DESCRIPTION OF THE TASK> Word for word, repeat all of the entries below.

[Excerpts from a dataset]
■ ■ ■
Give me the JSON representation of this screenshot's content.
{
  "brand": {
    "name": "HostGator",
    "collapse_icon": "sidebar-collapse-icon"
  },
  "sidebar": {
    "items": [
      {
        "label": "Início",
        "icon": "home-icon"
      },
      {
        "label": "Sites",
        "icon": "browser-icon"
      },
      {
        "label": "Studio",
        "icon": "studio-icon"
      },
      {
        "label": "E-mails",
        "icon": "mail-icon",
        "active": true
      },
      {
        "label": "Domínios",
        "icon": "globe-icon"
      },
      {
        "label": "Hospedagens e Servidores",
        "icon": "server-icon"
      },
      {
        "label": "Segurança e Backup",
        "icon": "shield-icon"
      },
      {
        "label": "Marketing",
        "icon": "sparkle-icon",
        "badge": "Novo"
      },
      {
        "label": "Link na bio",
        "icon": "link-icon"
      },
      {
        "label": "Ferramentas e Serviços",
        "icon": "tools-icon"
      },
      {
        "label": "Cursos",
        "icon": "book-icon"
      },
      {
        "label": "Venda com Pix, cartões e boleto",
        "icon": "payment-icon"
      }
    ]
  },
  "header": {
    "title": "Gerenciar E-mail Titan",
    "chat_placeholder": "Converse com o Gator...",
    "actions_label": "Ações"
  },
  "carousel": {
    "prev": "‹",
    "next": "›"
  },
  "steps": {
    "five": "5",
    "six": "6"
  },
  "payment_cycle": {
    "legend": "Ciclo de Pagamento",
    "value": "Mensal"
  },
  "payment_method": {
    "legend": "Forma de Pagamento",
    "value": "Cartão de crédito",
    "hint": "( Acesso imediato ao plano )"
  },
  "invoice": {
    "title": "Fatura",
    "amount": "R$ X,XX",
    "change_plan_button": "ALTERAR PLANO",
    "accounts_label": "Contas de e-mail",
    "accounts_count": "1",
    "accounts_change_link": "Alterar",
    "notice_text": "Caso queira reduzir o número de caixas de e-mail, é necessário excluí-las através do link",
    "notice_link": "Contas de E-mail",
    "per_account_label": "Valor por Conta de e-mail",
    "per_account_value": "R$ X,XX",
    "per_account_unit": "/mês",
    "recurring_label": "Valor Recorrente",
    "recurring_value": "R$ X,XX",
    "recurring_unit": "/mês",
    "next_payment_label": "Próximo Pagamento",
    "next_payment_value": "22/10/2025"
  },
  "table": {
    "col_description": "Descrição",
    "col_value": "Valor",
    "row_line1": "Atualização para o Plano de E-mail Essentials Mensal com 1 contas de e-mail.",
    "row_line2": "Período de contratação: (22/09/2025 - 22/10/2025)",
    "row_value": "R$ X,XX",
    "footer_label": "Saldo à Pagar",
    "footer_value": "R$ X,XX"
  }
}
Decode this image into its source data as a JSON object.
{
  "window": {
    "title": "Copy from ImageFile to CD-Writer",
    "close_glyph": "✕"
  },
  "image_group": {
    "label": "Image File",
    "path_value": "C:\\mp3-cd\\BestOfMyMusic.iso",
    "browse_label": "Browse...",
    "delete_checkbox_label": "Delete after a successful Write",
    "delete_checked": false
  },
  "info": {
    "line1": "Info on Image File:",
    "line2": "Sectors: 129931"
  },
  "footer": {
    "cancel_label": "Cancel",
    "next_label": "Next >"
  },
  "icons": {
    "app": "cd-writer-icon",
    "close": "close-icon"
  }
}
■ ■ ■
COMPLETED EXERCISE>
Give me the JSON representation of this screenshot's content.
{
  "brand": {
    "name": "HostGator",
    "collapse_icon": "sidebar-collapse-icon"
  },
  "sidebar": {
    "items": [
      {
        "label": "Início",
        "icon": "home-icon"
      },
      {
        "label": "Sites",
        "icon": "browser-icon"
      },
      {
        "label": "Studio",
        "icon": "studio-icon"
      },
      {
        "label": "E-mails",
        "icon": "mail-icon",
        "active": true
      },
      {
        "label": "Domínios",
        "icon": "globe-icon"
      },
      {
        "label": "Hospedagens e Servidores",
        "icon": "server-icon"
      },
      {
        "label": "Segurança e Backup",
        "icon": "shield-icon"
      },
      {
        "label": "Marketing",
        "icon": "sparkle-icon",
        "badge": "Novo"
      },
      {
        "label": "Link na bio",
        "icon": "link-icon"
      },
      {
        "label": "Ferramentas e Serviços",
        "icon": "tools-icon"
      },
      {
        "label": "Cursos",
        "icon": "book-icon"
      },
      {
        "label": "Venda com Pix, cartões e boleto",
        "icon": "payment-icon"
      }
    ]
  },
  "header": {
    "title": "Gerenciar E-mail Titan",
    "chat_placeholder": "Converse com o Gator...",
    "actions_label": "Ações"
  },
  "carousel": {
    "prev": "‹",
    "next": "›"
  },
  "steps": {
    "five": "5",
    "six": "6"
  },
  "payment_cycle": {
    "legend": "Ciclo de Pagamento",
    "value": "Mensal"
  },
  "payment_method": {
    "legend": "Forma de Pagamento",
    "value": "Cartão de crédito",
    "hint": "( Acesso imediato ao plano )"
  },
  "invoice": {
    "title": "Fatura",
    "amount": "R$ X,XX",
    "change_plan_button": "ALTERAR PLANO",
    "accounts_label": "Contas de e-mail",
    "accounts_count": "1",
    "accounts_change_link": "Alterar",
    "notice_text": "Caso queira reduzir o número de caixas de e-mail, é necessário excluí-las através do link",
    "notice_link": "Contas de E-mail",
    "per_account_label": "Valor por Conta de e-mail",
    "per_account_value": "R$ X,XX",
    "per_account_unit": "/mês",
    "recurring_label": "Valor Recorrente",
    "recurring_value": "R$ X,XX",
    "recurring_unit": "/mês",
    "next_payment_label": "Próximo Pagamento",
    "next_payment_value": "22/10/2025"
  },
  "table": {
    "col_description": "Descrição",
    "col_value": "Valor",
    "row_line1": "Atualização para o Plano de E-mail Essentials Mensal com 1 contas de e-mail.",
    "row_line2": "Período de contratação: (22/09/2025 - 22/10/2025)",
    "row_value": "R$ X,XX",
    "footer_label": "Saldo à Pagar",
    "footer_value": "R$ X,XX"
  }
}
Decode this image into its source data as a JSON object.
{
  "window": {
    "title": "Copy from ImageFile to CD-Writer",
    "close_glyph": "✕"
  },
  "image_group": {
    "label": "Image File",
    "path_value": "C:\\mp3-cd\\BestOfMyMusic.iso",
    "browse_label": "Browse...",
    "delete_checkbox_label": "Delete after a successful Write",
    "delete_checked": false
  },
  "info": {
    "line1": "Info on Image File:",
    "line2": "Sectors: 129931"
  },
  "footer": {
    "cancel_label": "Cancel",
    "next_label": "Next >"
  },
  "icons": {
    "app": "cd-writer-icon",
    "close": "close-icon"
  }
}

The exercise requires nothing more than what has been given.